  2. ^ a b c d Neufeld, Michael J (1995). The Rocket and the Reich: Peenemünde and the Coming of the Ballistic Missile Era. New York: The Free Press. pp. 209, 227, 267. 
  3. ^ Garliński, Józef (1978). Hitler's Last Weapons: The Underground War against the V1 and V2. New York: Times Books. p. 106. 
  4. ^ "Dahm, Werner Karl". Peenemünde Interviews. National Air and Space Museum. Retrieved 13 October 2008. 
  5. ^ a b c d e f g Ordway, Frederick I, III; Sharpe, Mitchell R (1979). The Rocket Team. Apogee Books Space Series 36. New York: Thomas Y. Crowell. pp. 77,80,88,117,120,185,271,293,316,319,322. ISBN 1-894959-00-0. 
  6. ^ a b c d e f Hunt, Linda (1991). Secret Agenda: The United States Government, Nazi Scientists, and Project Paperclip, 1945 to 1990. New York: St. Martin's Press. pp. 60, 64–69, 75–77. ISBN 0-312-05510-2. 
  7. ^ Petersen, Brian. "Engineering Consent: Peenemuende, National Socialism, and the V-2 Missile, 1924-1945" (pdf). University of Maryland, College Park.
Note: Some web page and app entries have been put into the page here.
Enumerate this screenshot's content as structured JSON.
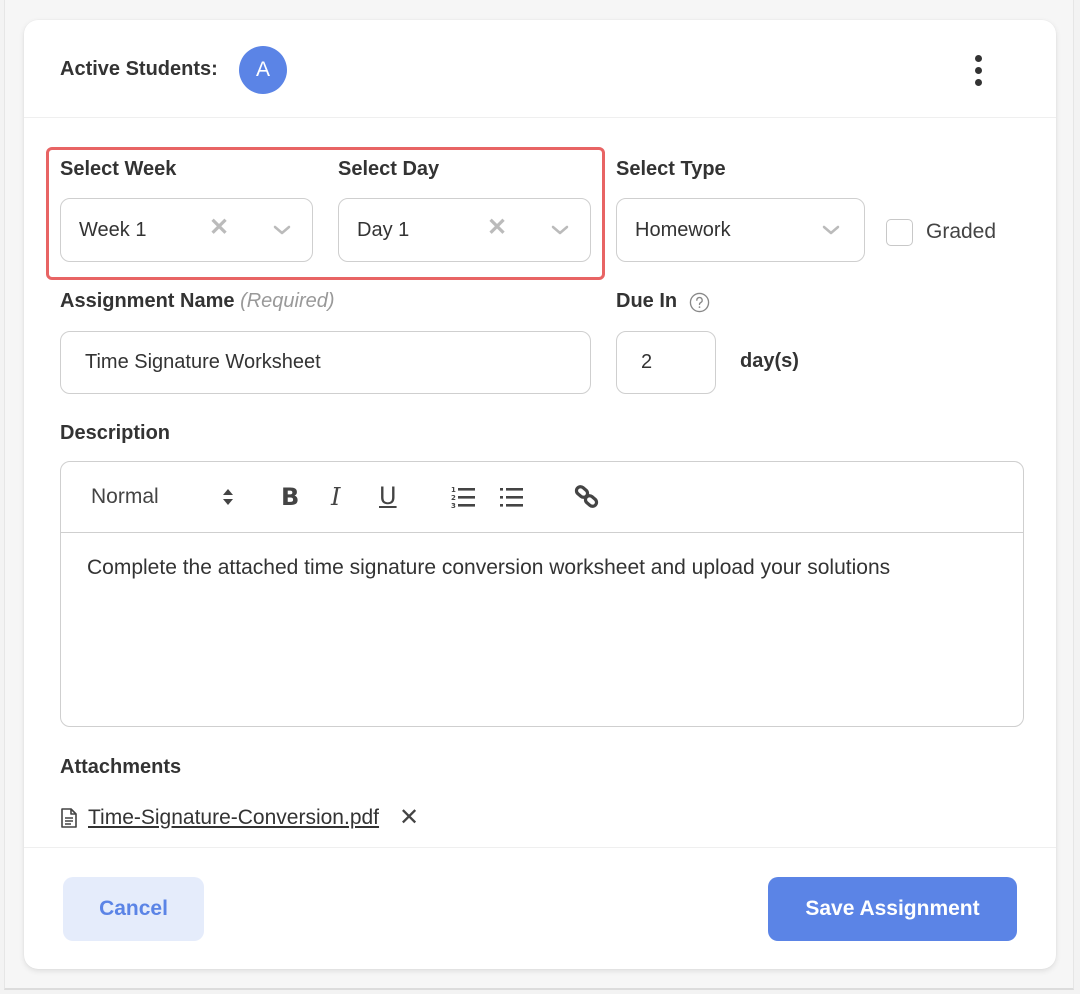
{
  "header": {
    "active_students_label": "Active Students:",
    "avatar_initial": "A",
    "more_menu_icon": "kebab-vertical-icon"
  },
  "form": {
    "week": {
      "label": "Select Week",
      "value": "Week 1",
      "clear_icon": "close-icon",
      "dropdown_icon": "chevron-down-icon"
    },
    "day": {
      "label": "Select Day",
      "value": "Day 1",
      "clear_icon": "close-icon",
      "dropdown_icon": "chevron-down-icon"
    },
    "type": {
      "label": "Select Type",
      "value": "Homework",
      "dropdown_icon": "chevron-down-icon"
    },
    "graded": {
      "label": "Graded",
      "checked": false
    },
    "assignment_name": {
      "label": "Assignment Name",
      "required_hint": "(Required)",
      "value": "Time Signature Worksheet"
    },
    "due_in": {
      "label": "Due In",
      "help_icon": "question-circle-icon",
      "value": "2",
      "unit": "day(s)"
    },
    "description": {
      "label": "Description",
      "toolbar": {
        "format_select": "Normal",
        "bold": "B",
        "italic": "I",
        "underline": "U",
        "ordered_list_icon": "ordered-list-icon",
        "bullet_list_icon": "bullet-list-icon",
        "link_icon": "link-icon"
      },
      "body": "Complete the attached time signature conversion worksheet and upload your solutions"
    },
    "attachments": {
      "label": "Attachments",
      "files": [
        {
          "name": "Time-Signature-Conversion.pdf",
          "icon": "file-document-icon",
          "remove_icon": "close-icon"
        }
      ]
    }
  },
  "actions": {
    "cancel_label": "Cancel",
    "save_label": "Save Assignment"
  },
  "colors": {
    "accent": "#5b84e6",
    "accent_light": "#e5ecfb",
    "highlight": "#e86464"
  }
}
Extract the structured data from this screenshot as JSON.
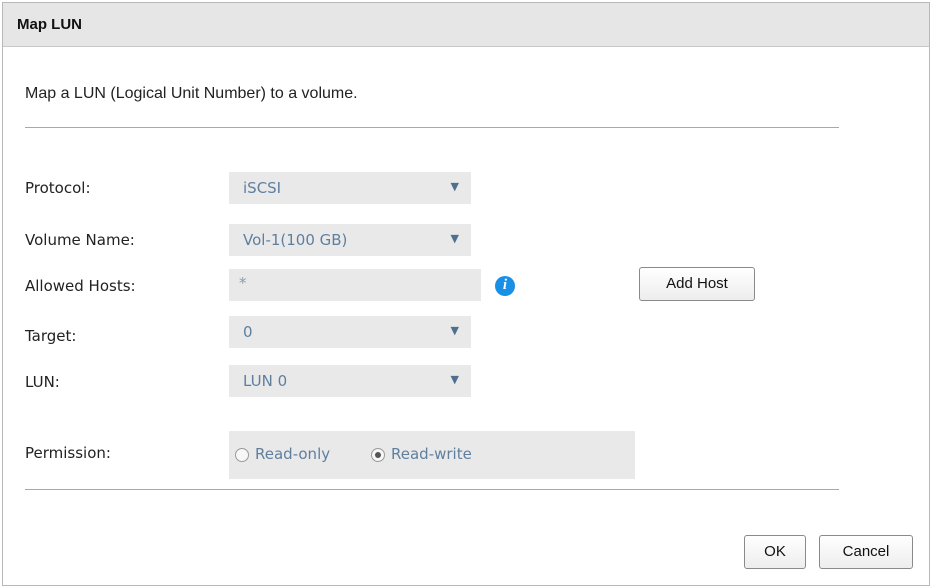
{
  "dialog": {
    "title": "Map LUN",
    "description": "Map a LUN (Logical Unit Number) to a volume."
  },
  "form": {
    "protocol": {
      "label": "Protocol:",
      "value": "iSCSI"
    },
    "volume_name": {
      "label": "Volume Name:",
      "value": "Vol-1(100 GB)"
    },
    "allowed_hosts": {
      "label": "Allowed Hosts:",
      "value": "*",
      "info_icon": "info-icon"
    },
    "add_host_label": "Add Host",
    "target": {
      "label": "Target:",
      "value": "0"
    },
    "lun": {
      "label": "LUN:",
      "value": "LUN 0"
    },
    "permission": {
      "label": "Permission:",
      "options": [
        "Read-only",
        "Read-write"
      ],
      "selected": "Read-write"
    }
  },
  "buttons": {
    "ok_label": "OK",
    "cancel_label": "Cancel"
  },
  "colors": {
    "titlebar_bg": "#e6e6e6",
    "field_bg": "#e9e9e9",
    "field_text": "#5f7f9f",
    "info_icon": "#1a8fe6"
  }
}
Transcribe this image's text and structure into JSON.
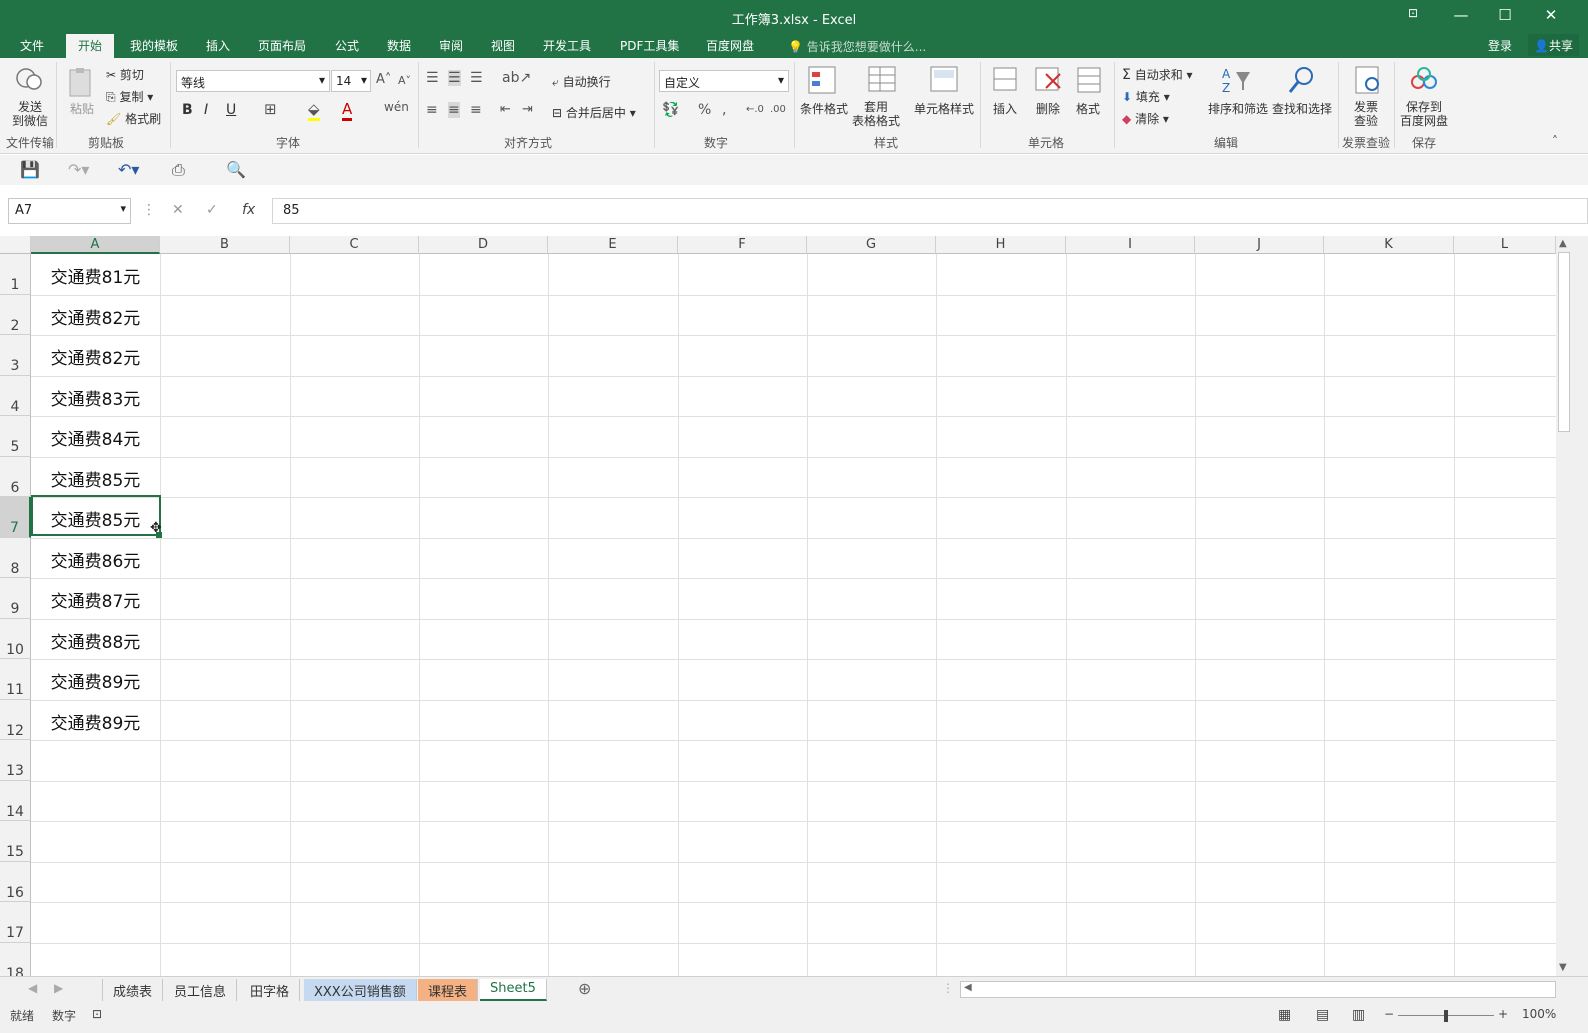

Retrieved 13 October 2008. [dead link]
  8. ^ a b c d Béon, Yves (1997). Planet Dora: A Memoir of the Holocaust and the Birth of the Space Age. (translated from the French La planète Dora by Béon & Richard L. Fague). Westview Press. pp. XIX, XXI, XXII, XXIV. ISBN 0-8133-3272-9. 
  9. ^ a b "Minutes of Meeting No. 45/6" (pdf). Enemy Oil Intelligence Committee. 6 February 1945. Retrieved 22 March 2009. 
  10. ^ Sellier, André; Stephen Wright and Susan Taponier (translation) (2003) [1998-Histoire du camp de Dora]. A History of the Dora Camp. Chicago: Ivan R. Dee. pp. 147–8. ISBN 1-56663-511-X. 
  11. ^ a b c Garliński, Józef (1978). Hitler's Last Weapons: The Underground War against the V1 and V2. New York: Times Books. pp. 109, 194. 
  12. ^ Combined Intelligence Objectives Sub-Committee (1945). The Fedden Mission to Germany. p. 75. 
  13. ^ Kennedy, Gregory P. (1983). Vengeance Weapon 2: The V-2 Guided Missile. Washington DC: Smithsonian Institution Press. p. 29. 
  14. ^ a b McGovern, James (1964). Crossbow and Overcast. New York: W. Morrow. pp. 117, 120, 185. 
  15. ^ Cooksley, Peter G (1979). Flying Bomb. New York: Charles Scribner’s Sons. p. 175. 
  16. ^ Christian, Sebastian (March 2006). "Überreste eines Mordregimes". Science (in German). Spiegel Online. "google translate" 

External links[edit]

Tunnel views

Map

Coordinates: 51°32′05″N 10°45′04″E / 51.5348°N 10.751°E / 51.5348; 10.751